We started our Mississippi journey at Clark’s Ferry Recreation Park in Montpelier, Iowa. This park is an Army Corp of Engineer park. We chose this park after reading some great reviews online and the bonus of it being right by the Mississippi River.
The park was everything the reviews mentioned and more. A delightful park with nice concrete sites, well laid out, and views of the Mississippi River. The park does not have full hook-ups, each site has power 30/50 amp, access to a water spigot, and there is a dump station conveniently located by the exit. We were there for five nights, so it was time to test our ability to conserve. Luckily the park had a building with clean and well-stocked restrooms and showers, so we used them, which saved our grey and black tanks from filling up. We used mostly paper plates so dishes were few, adding to our conservation.
Since we have started our travels I have found that some parks just “feel” right. They soothe your soul, provide a relaxing atmosphere, and you just feel comfortable and right at home, that was this park.
Unfortunately, we had to move on so we found a spot for two nights in Canton, Missouri. The Mississippi River RV Park is managed by the town of Canton. It is not much to write home about, but it does have full hook-ups on most of the sites, you can’t beat the $20 per night, and the VIEW makes it all worthwhile! You walk out your door and there is the Mississippi River plus the added bonus of the Locks and Dam #20 so you can watch barges do their jobs. This was a short stay, but well worth it.
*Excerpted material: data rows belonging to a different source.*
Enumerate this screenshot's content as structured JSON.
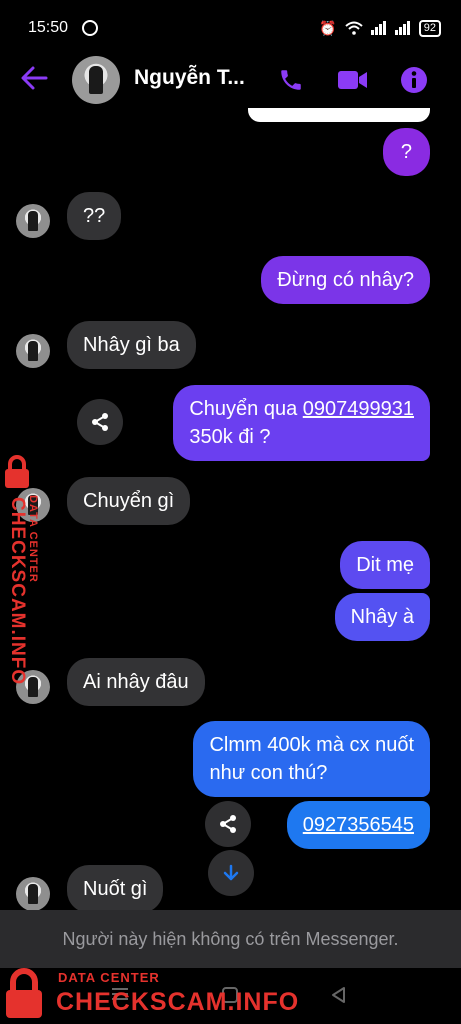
{
  "status_bar": {
    "time": "15:50",
    "battery": "92"
  },
  "header": {
    "contact_name": "Nguyễn T..."
  },
  "messages": [
    {
      "side": "out",
      "text": "?"
    },
    {
      "side": "in",
      "text": "??"
    },
    {
      "side": "out",
      "text": "Đừng có nhây?"
    },
    {
      "side": "in",
      "text": "Nhây gì ba"
    },
    {
      "side": "out",
      "line1_prefix": "Chuyển qua ",
      "phone": "0907499931",
      "line2": "350k đi ?"
    },
    {
      "side": "in",
      "text": "Chuyển gì"
    },
    {
      "side": "out",
      "text": "Dit mẹ"
    },
    {
      "side": "out",
      "text": "Nhây à"
    },
    {
      "side": "in",
      "text": "Ai nhây đâu"
    },
    {
      "side": "out",
      "line1": "Clmm 400k mà cx nuốt",
      "line2": "như con thú?"
    },
    {
      "side": "out",
      "phone": "0927356545"
    },
    {
      "side": "in",
      "text": "Nuốt gì"
    }
  ],
  "notice": "Người này hiện không có trên Messenger.",
  "watermark": {
    "small": "DATA CENTER",
    "big": "CHECKSCAM.INFO"
  },
  "colors": {
    "accent": "#8b3bf5",
    "bubble_out_purple": "#7c3aed",
    "bubble_out_blue": "#1e78f0",
    "bubble_in": "#333335",
    "watermark": "#e5322d"
  }
}
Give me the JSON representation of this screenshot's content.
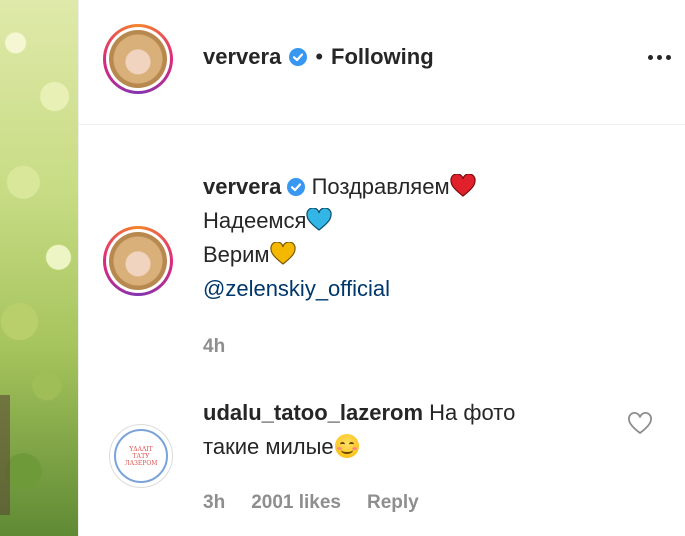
{
  "header": {
    "username": "ververa",
    "separator": "•",
    "follow_status": "Following"
  },
  "caption": {
    "username": "ververa",
    "line1": "Поздравляем",
    "line2": "Надеемся",
    "line3": "Верим",
    "mention": "@zelenskiy_official",
    "timestamp": "4h"
  },
  "comment": {
    "username": "udalu_tatoo_lazerom",
    "text_line1": "На фото",
    "text_line2": "такие милые",
    "timestamp": "3h",
    "likes": "2001 likes",
    "reply_label": "Reply"
  },
  "colors": {
    "verified": "#3897f0",
    "heart_red": "#e0212b",
    "heart_blue": "#33b5e5",
    "heart_yellow": "#f5b800",
    "mention": "#00376b",
    "meta_gray": "#8e8e8e"
  }
}
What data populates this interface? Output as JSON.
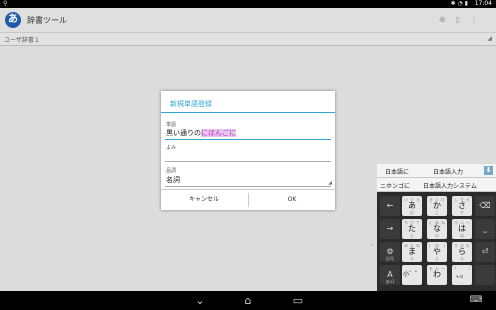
{
  "status": {
    "left_icon": "usb-icon",
    "time": "17:04",
    "icons": [
      "bluetooth-icon",
      "wifi-icon",
      "battery-icon"
    ]
  },
  "app": {
    "title": "辞書ツール",
    "icon_letter": "あ",
    "actions": [
      "add-icon",
      "delete-icon",
      "overflow-menu-icon"
    ]
  },
  "dictionary": {
    "label": "ユーザ辞書１"
  },
  "dialog": {
    "title": "新規単語登録",
    "word_label": "単語",
    "word_value": "黒い通りの",
    "word_composing": "にほんごに",
    "reading_label": "よみ",
    "reading_value": "",
    "pos_label": "品詞",
    "pos_value": "名詞",
    "cancel_label": "キャンセル",
    "ok_label": "OK"
  },
  "keyboard": {
    "candidates_row1": [
      "日本語に",
      "日本語入力"
    ],
    "candidates_row2": [
      "ニホンゴに",
      "日本語入力システム"
    ],
    "expand_icon": "chevron-down-icon",
    "rows": [
      [
        {
          "main": "←",
          "name": "left-arrow-icon",
          "func": true
        },
        {
          "main": "あ",
          "tl": "い",
          "tc": "う",
          "tr": "え",
          "bc": "お"
        },
        {
          "main": "か",
          "tl": "き",
          "tc": "く",
          "tr": "け",
          "bc": "こ"
        },
        {
          "main": "さ",
          "tl": "し",
          "tc": "す",
          "tr": "せ",
          "bc": "そ"
        },
        {
          "main": "⌫",
          "name": "backspace-icon",
          "func": true
        }
      ],
      [
        {
          "main": "→",
          "name": "right-arrow-icon",
          "func": true
        },
        {
          "main": "た",
          "tl": "ち",
          "tc": "つ",
          "tr": "て",
          "bc": "と"
        },
        {
          "main": "な",
          "tl": "に",
          "tc": "ぬ",
          "tr": "ね",
          "bc": "の"
        },
        {
          "main": "は",
          "tl": "ひ",
          "tc": "ふ",
          "tr": "へ",
          "bc": "ほ"
        },
        {
          "main": "⎵",
          "name": "space-icon",
          "func": true
        }
      ],
      [
        {
          "main": "⚙",
          "name": "settings-icon",
          "func": true,
          "sub": "記号"
        },
        {
          "main": "ま",
          "tl": "み",
          "tc": "む",
          "tr": "め",
          "bc": "も"
        },
        {
          "main": "や",
          "tl": "(",
          "tc": "ゆ",
          "tr": ")",
          "bc": "よ"
        },
        {
          "main": "ら",
          "tl": "り",
          "tc": "る",
          "tr": "れ",
          "bc": "ろ"
        },
        {
          "main": "⏎",
          "name": "enter-icon",
          "func": true
        }
      ],
      [
        {
          "main": "A",
          "name": "input-mode-toggle",
          "func": true,
          "sub": "あa1"
        },
        {
          "main": "小゛゜",
          "small": true
        },
        {
          "main": "わ",
          "tl": "を",
          "tc": "ん",
          "tr": "ー",
          "bc": ""
        },
        {
          "main": "、。",
          "tl": "?",
          "tr": "!",
          "bc": "…"
        },
        {
          "main": "",
          "func": true,
          "blank": true
        }
      ]
    ]
  },
  "nav": {
    "back_icon": "back-icon",
    "home_icon": "home-icon",
    "recents_icon": "recents-icon",
    "keyboard_icon": "keyboard-icon"
  },
  "colors": {
    "accent": "#33a4d8",
    "composing": "#c02cc4"
  }
}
Next destination… St. Louis, Missouri. Since I was a child I have been fascinated by St. Louis and the Arch. I don’t know why? Or, when it started? This was a destination that had to be on the Bucket List, so here we are. We found a spacious and well-laid-out city park, ran by the city of St. Peters, just outside of St. Louis. The park is named, 370 Lakeside Park, and is a large city park with a lake, an RV park, and so much to do. Another great find thanks to great reviews online. We liked it so much here, we extended our stay and added four more days.
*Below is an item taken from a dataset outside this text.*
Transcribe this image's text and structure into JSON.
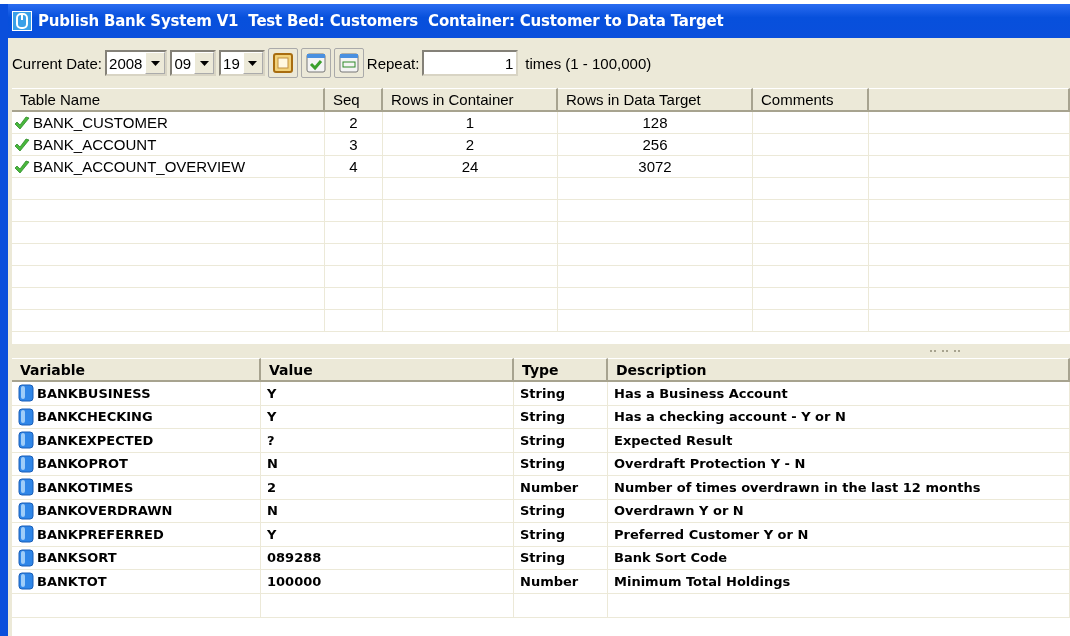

My husband often tells people, “we don’t have plans, we have intentions” he read that somewhere, and we have found it to be so true. Our next intentions were to continue our journey down the Mississippi, ending in Memphis, but that intention is now waning. We are thinking of taking out journey through Kentucky and then down to Nashville before we head to our final destination by the Smoky Mountains.
Some days, I find it frustrating and stressful not planning ahead, not knowing where the road may take us, but part of this journey is learning to let go, to unwind, and just enjoy the route, knowing the destination will be fabulous when we finally find it.
“It is good to have an end to journey toward; but it is the journey that matters, in the end.” — Ernest Hemingway
As we roam the roads and highways, looking for that next fantastic stop, keep track of our travels in our Airstream - Betty Jo